For negative values of $t$, let $t=-u$, with $u$ positive. Then $t+\dfrac{2}{t}=-u-\dfrac{2}{u}=-\left(u+\dfrac{2}{u}\right)$.

Since $u+\dfrac{2}{u}\ge2\sqrt{2}$, it follows that for negative values of $t$, $t+\dfrac{2}{t}\le -2\sqrt{2}$ with equality if and only if $t=-\sqrt{2}$.

Thus $t+\dfrac{2}{t}$ cannot take any values between $-2\sqrt{2}$ and$+2\sqrt{2}$.

### Method 4

As a final method, if $t$ is positive, we can write $t+\dfrac{2}{t}$ as $t+\frac{2}{t}=\left(\sqrt{t}-\sqrt{\frac{2}{t}}\right)^2+2\sqrt{2}.$ Since a square is always positive or zero, the right hand side must be at least $2\sqrt{2}$, with equality if and only if$\sqrt{t}=\sqrt{\dfrac{2}{t}}$.

We can deal with the case of $t$ negative as above.

What could make us think to write $t+\dfrac{2}{t}$ in such a bizarre way? And what made us think that it would be useful?

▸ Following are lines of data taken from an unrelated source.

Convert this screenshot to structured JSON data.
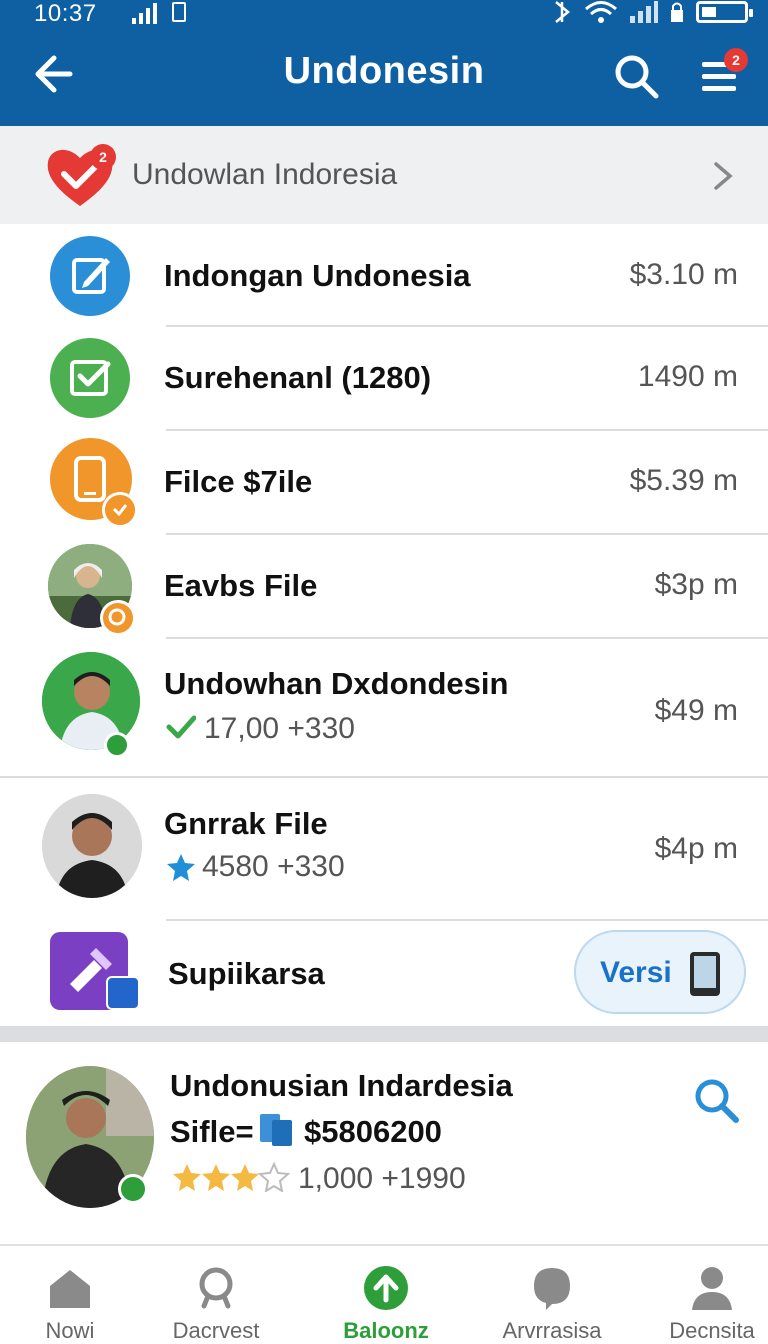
{
  "status_bar": {
    "time": "10:37"
  },
  "app_bar": {
    "title": "Undonesin",
    "menu_badge": "2"
  },
  "banner": {
    "text": "Undowlan Indoresia",
    "badge": "2"
  },
  "rows": [
    {
      "title": "Indongan Undonesia",
      "value": "$3.10 m",
      "icon": "edit-icon",
      "color": "#2a8fd6"
    },
    {
      "title": "Surehenanl (1280)",
      "value": "1490 m",
      "icon": "checkbox-icon",
      "color": "#4caf50"
    },
    {
      "title": "Filce $7ile",
      "value": "$5.39 m",
      "icon": "phone-icon",
      "color": "#f0962a"
    },
    {
      "title": "Eavbs File",
      "value": "$3p m",
      "icon": "avatar-photo"
    },
    {
      "title": "Undowhan Dxdondesin",
      "sub": "17,00 +330",
      "value": "$49 m",
      "icon": "avatar-photo"
    },
    {
      "title": "Gnrrak File",
      "sub": "4580 +330",
      "value": "$4p m",
      "icon": "avatar-photo"
    },
    {
      "title": "Supiikarsa",
      "button": "Versi",
      "icon": "puzzle-icon",
      "color": "#7b3fc4"
    }
  ],
  "featured": {
    "title": "Undonusian Indardesia",
    "line2_prefix": "Sifle=",
    "line2_value": "$5806200",
    "rating": "3.5",
    "rating_text": "1,000 +1990"
  },
  "bottom_nav": [
    {
      "label": "Nowi",
      "icon": "home-icon"
    },
    {
      "label": "Dacrvest",
      "icon": "search-icon"
    },
    {
      "label": "Baloonz",
      "icon": "upload-icon"
    },
    {
      "label": "Arvrrasisa",
      "icon": "chat-icon"
    },
    {
      "label": "Decnsita",
      "icon": "profile-icon"
    }
  ],
  "colors": {
    "primary": "#0f5fa3",
    "accent_green": "#2e9e3a",
    "badge_red": "#e53935"
  }
}
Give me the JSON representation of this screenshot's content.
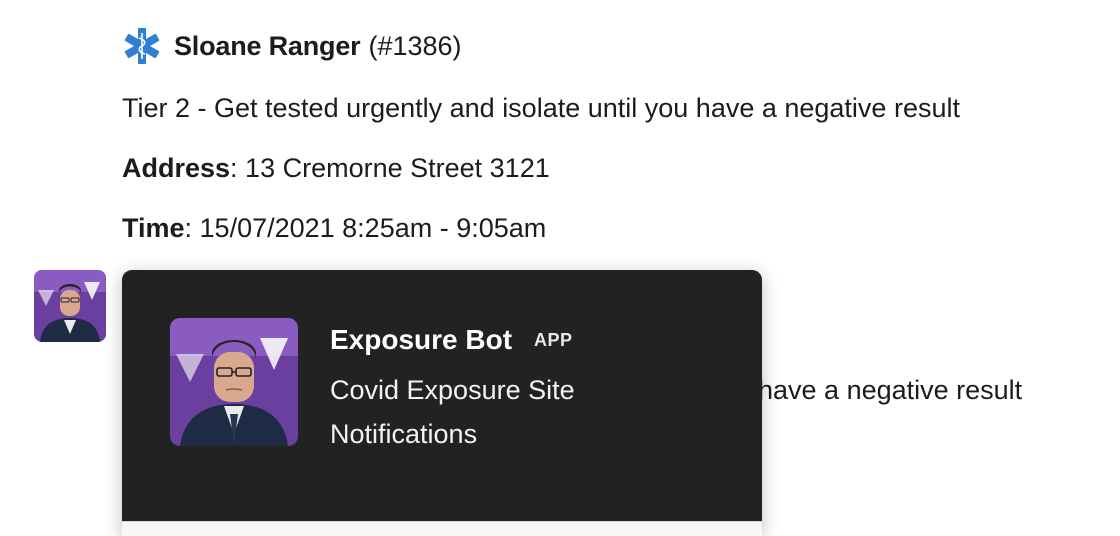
{
  "message1": {
    "icon": "medical-star-icon",
    "sender_name": "Sloane Ranger",
    "sender_id": "(#1386)",
    "tier_line": "Tier 2 - Get tested urgently and isolate until you have a negative result",
    "address_label": "Address",
    "address_value": ": 13 Cremorne Street 3121",
    "time_label": "Time",
    "time_value": ": 15/07/2021 8:25am - 9:05am"
  },
  "message2": {
    "visible_text": "have a negative result"
  },
  "hover_card": {
    "name": "Exposure Bot",
    "badge": "APP",
    "description": "Covid Exposure Site Notifications"
  },
  "colors": {
    "popover_bg": "#222222",
    "avatar_bg": "#6b3fa0",
    "medical_star": "#2f7fd6"
  }
}
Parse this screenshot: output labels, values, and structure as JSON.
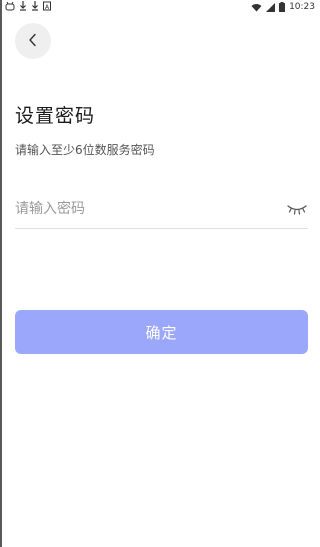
{
  "status_bar": {
    "left_icons": [
      "android-debug-icon",
      "download-icon",
      "download-icon",
      "notification-icon"
    ],
    "time": "10:23"
  },
  "header": {
    "back_icon": "chevron-left-icon"
  },
  "title": "设置密码",
  "subtitle": "请输入至少6位数服务密码",
  "password_field": {
    "placeholder": "请输入密码",
    "value": "",
    "toggle_icon": "eye-closed-icon"
  },
  "confirm_button": {
    "label": "确定",
    "color": "#9aa7fb"
  }
}
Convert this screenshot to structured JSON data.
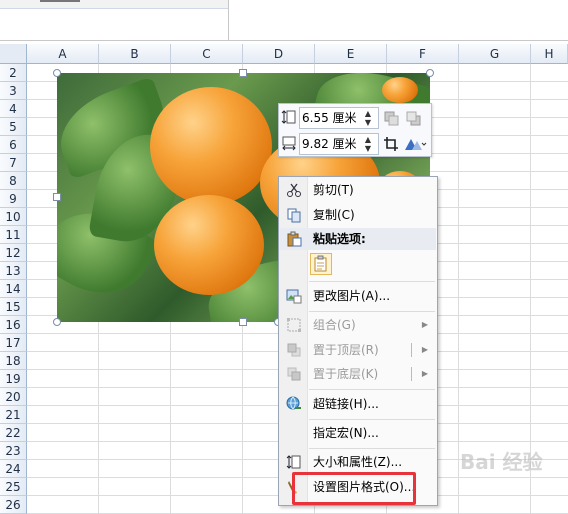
{
  "columns": [
    "A",
    "B",
    "C",
    "D",
    "E",
    "F",
    "G",
    "H"
  ],
  "rows": [
    "2",
    "3",
    "4",
    "5",
    "6",
    "7",
    "8",
    "9",
    "10",
    "11",
    "12",
    "13",
    "14",
    "15",
    "16",
    "17",
    "18",
    "19",
    "20",
    "21",
    "22",
    "23",
    "24",
    "25",
    "26"
  ],
  "picture": {
    "description": "apricots"
  },
  "mini_toolbar": {
    "height_value": "6.55 厘米",
    "width_value": "9.82 厘米",
    "icons": [
      "height-icon",
      "width-icon",
      "bring-forward-icon",
      "send-backward-icon",
      "crop-icon",
      "rotate-icon"
    ]
  },
  "context_menu": {
    "items": [
      {
        "label": "剪切(T)",
        "icon": "scissors-icon"
      },
      {
        "label": "复制(C)",
        "icon": "copy-icon"
      },
      {
        "label": "粘贴选项:",
        "icon": "paste-icon"
      },
      {
        "label": "更改图片(A)...",
        "icon": "change-picture-icon"
      },
      {
        "label": "组合(G)",
        "icon": "group-icon"
      },
      {
        "label": "置于顶层(R)",
        "icon": "bring-to-front-icon"
      },
      {
        "label": "置于底层(K)",
        "icon": "send-to-back-icon"
      },
      {
        "label": "超链接(H)...",
        "icon": "hyperlink-icon"
      },
      {
        "label": "指定宏(N)...",
        "icon": ""
      },
      {
        "label": "大小和属性(Z)...",
        "icon": "size-icon"
      },
      {
        "label": "设置图片格式(O)...",
        "icon": "format-picture-icon"
      }
    ]
  },
  "watermark": {
    "text": "Bai 经验"
  }
}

To prove the AM–GM inequality for $n=2$, we first observe that $(x-y)^2=x^2+y^2-2xy,$ so that $x^2+y^2=(x-y)^2+2xy\ge 2xy$ with equality if and only if $x=y$.

If we now write $x=\sqrt{\vphantom{0}a_1}$ and$y=\sqrt{\vphantom{0}a_2}$, we get $a_1+a_2\ge 2\sqrt{\vphantom{0}a_1a_2},$ which is, on dividing by $2$, the AM–GM inequality for $n=2$.

So in this approach, we have simply replicated this proof without mentioning the AM–GM inequality!